The task :: Write every record out again exactly as given.

Data supplied ::
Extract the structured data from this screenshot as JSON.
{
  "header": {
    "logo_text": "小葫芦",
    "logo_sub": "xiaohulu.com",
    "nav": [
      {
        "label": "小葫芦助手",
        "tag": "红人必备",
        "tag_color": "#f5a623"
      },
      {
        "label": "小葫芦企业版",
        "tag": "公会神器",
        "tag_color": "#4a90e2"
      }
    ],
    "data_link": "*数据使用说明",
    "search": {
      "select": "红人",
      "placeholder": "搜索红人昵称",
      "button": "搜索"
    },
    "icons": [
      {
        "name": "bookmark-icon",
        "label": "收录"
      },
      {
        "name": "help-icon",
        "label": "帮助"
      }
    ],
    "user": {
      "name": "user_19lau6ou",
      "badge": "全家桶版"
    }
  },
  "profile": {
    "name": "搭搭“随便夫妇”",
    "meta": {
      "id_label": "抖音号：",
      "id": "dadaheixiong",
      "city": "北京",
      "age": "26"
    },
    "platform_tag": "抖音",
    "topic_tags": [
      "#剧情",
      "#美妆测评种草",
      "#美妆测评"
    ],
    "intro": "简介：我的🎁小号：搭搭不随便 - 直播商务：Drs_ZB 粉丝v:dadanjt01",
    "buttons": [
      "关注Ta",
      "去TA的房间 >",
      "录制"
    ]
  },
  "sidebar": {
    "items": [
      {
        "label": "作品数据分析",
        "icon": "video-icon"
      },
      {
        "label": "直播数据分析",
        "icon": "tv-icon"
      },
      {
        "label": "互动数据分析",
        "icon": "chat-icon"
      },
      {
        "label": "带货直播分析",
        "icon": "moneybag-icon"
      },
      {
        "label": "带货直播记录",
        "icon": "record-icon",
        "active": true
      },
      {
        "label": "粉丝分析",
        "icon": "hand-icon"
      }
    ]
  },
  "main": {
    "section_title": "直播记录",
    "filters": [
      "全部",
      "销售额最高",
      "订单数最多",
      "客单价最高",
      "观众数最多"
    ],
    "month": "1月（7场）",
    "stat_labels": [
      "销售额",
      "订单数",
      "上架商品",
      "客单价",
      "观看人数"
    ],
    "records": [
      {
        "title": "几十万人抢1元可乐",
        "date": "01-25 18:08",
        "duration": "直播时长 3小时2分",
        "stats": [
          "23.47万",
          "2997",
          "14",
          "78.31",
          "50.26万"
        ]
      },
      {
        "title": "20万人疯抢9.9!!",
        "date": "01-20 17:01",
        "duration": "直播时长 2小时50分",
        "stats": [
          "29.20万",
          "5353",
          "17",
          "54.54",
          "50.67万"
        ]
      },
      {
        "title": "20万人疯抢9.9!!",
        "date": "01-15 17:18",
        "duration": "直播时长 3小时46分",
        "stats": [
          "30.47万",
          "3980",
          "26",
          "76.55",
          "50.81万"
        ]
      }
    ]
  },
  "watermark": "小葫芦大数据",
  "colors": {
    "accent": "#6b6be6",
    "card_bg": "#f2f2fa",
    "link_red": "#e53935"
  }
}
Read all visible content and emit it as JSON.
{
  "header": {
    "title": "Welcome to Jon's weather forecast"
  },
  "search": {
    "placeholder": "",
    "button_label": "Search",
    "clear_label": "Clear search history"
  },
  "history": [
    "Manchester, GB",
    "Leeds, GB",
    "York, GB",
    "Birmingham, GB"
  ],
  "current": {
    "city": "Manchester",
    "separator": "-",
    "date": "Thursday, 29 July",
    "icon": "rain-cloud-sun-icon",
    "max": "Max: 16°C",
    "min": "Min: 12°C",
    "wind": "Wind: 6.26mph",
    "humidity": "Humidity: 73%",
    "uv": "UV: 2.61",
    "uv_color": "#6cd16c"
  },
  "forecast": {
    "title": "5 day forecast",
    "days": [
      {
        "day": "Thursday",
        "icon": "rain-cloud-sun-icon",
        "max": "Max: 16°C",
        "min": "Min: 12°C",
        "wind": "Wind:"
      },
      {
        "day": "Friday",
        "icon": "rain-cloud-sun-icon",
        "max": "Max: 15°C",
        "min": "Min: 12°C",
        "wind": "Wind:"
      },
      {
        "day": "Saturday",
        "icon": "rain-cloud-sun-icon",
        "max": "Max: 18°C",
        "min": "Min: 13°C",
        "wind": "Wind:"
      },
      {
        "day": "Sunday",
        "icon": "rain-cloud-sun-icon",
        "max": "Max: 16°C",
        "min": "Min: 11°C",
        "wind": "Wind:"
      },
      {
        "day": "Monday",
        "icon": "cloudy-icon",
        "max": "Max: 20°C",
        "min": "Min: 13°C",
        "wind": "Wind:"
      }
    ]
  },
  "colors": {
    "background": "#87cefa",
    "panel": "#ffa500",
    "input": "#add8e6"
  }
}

Reply to the task ::
Extract the structured data from this screenshot as JSON.
{
  "header": {
    "logo_text": "小葫芦",
    "logo_sub": "xiaohulu.com",
    "nav": [
      {
        "label": "小葫芦助手",
        "tag": "红人必备",
        "tag_color": "#f5a623"
      },
      {
        "label": "小葫芦企业版",
        "tag": "公会神器",
        "tag_color": "#4a90e2"
      }
    ],
    "data_link": "*数据使用说明",
    "search": {
      "select": "红人",
      "placeholder": "搜索红人昵称",
      "button": "搜索"
    },
    "icons": [
      {
        "name": "bookmark-icon",
        "label": "收录"
      },
      {
        "name": "help-icon",
        "label": "帮助"
      }
    ],
    "user": {
      "name": "user_19lau6ou",
      "badge": "全家桶版"
    }
  },
  "profile": {
    "name": "搭搭“随便夫妇”",
    "meta": {
      "id_label": "抖音号：",
      "id": "dadaheixiong",
      "city": "北京",
      "age": "26"
    },
    "platform_tag": "抖音",
    "topic_tags": [
      "#剧情",
      "#美妆测评种草",
      "#美妆测评"
    ],
    "intro": "简介：我的🎁小号：搭搭不随便 - 直播商务：Drs_ZB 粉丝v:dadanjt01",
    "buttons": [
      "关注Ta",
      "去TA的房间 >",
      "录制"
    ]
  },
  "sidebar": {
    "items": [
      {
        "label": "作品数据分析",
        "icon": "video-icon"
      },
      {
        "label": "直播数据分析",
        "icon": "tv-icon"
      },
      {
        "label": "互动数据分析",
        "icon": "chat-icon"
      },
      {
        "label": "带货直播分析",
        "icon": "moneybag-icon"
      },
      {
        "label": "带货直播记录",
        "icon": "record-icon",
        "active": true
      },
      {
        "label": "粉丝分析",
        "icon": "hand-icon"
      }
    ]
  },
  "main": {
    "section_title": "直播记录",
    "filters": [
      "全部",
      "销售额最高",
      "订单数最多",
      "客单价最高",
      "观众数最多"
    ],
    "month": "1月（7场）",
    "stat_labels": [
      "销售额",
      "订单数",
      "上架商品",
      "客单价",
      "观看人数"
    ],
    "records": [
      {
        "title": "几十万人抢1元可乐",
        "date": "01-25 18:08",
        "duration": "直播时长 3小时2分",
        "stats": [
          "23.47万",
          "2997",
          "14",
          "78.31",
          "50.26万"
        ]
      },
      {
        "title": "20万人疯抢9.9!!",
        "date": "01-20 17:01",
        "duration": "直播时长 2小时50分",
        "stats": [
          "29.20万",
          "5353",
          "17",
          "54.54",
          "50.67万"
        ]
      },
      {
        "title": "20万人疯抢9.9!!",
        "date": "01-15 17:18",
        "duration": "直播时长 3小时46分",
        "stats": [
          "30.47万",
          "3980",
          "26",
          "76.55",
          "50.81万"
        ]
      }
    ]
  },
  "watermark": "小葫芦大数据",
  "colors": {
    "accent": "#6b6be6",
    "card_bg": "#f2f2fa",
    "link_red": "#e53935"
  }
}
Read all visible content and emit it as JSON.
{
  "header": {
    "title": "Welcome to Jon's weather forecast"
  },
  "search": {
    "placeholder": "",
    "button_label": "Search",
    "clear_label": "Clear search history"
  },
  "history": [
    "Manchester, GB",
    "Leeds, GB",
    "York, GB",
    "Birmingham, GB"
  ],
  "current": {
    "city": "Manchester",
    "separator": "-",
    "date": "Thursday, 29 July",
    "icon": "rain-cloud-sun-icon",
    "max": "Max: 16°C",
    "min": "Min: 12°C",
    "wind": "Wind: 6.26mph",
    "humidity": "Humidity: 73%",
    "uv": "UV: 2.61",
    "uv_color": "#6cd16c"
  },
  "forecast": {
    "title": "5 day forecast",
    "days": [
      {
        "day": "Thursday",
        "icon": "rain-cloud-sun-icon",
        "max": "Max: 16°C",
        "min": "Min: 12°C",
        "wind": "Wind:"
      },
      {
        "day": "Friday",
        "icon": "rain-cloud-sun-icon",
        "max": "Max: 15°C",
        "min": "Min: 12°C",
        "wind": "Wind:"
      },
      {
        "day": "Saturday",
        "icon": "rain-cloud-sun-icon",
        "max": "Max: 18°C",
        "min": "Min: 13°C",
        "wind": "Wind:"
      },
      {
        "day": "Sunday",
        "icon": "rain-cloud-sun-icon",
        "max": "Max: 16°C",
        "min": "Min: 11°C",
        "wind": "Wind:"
      },
      {
        "day": "Monday",
        "icon": "cloudy-icon",
        "max": "Max: 20°C",
        "min": "Min: 13°C",
        "wind": "Wind:"
      }
    ]
  },
  "colors": {
    "background": "#87cefa",
    "panel": "#ffa500",
    "input": "#add8e6"
  }
}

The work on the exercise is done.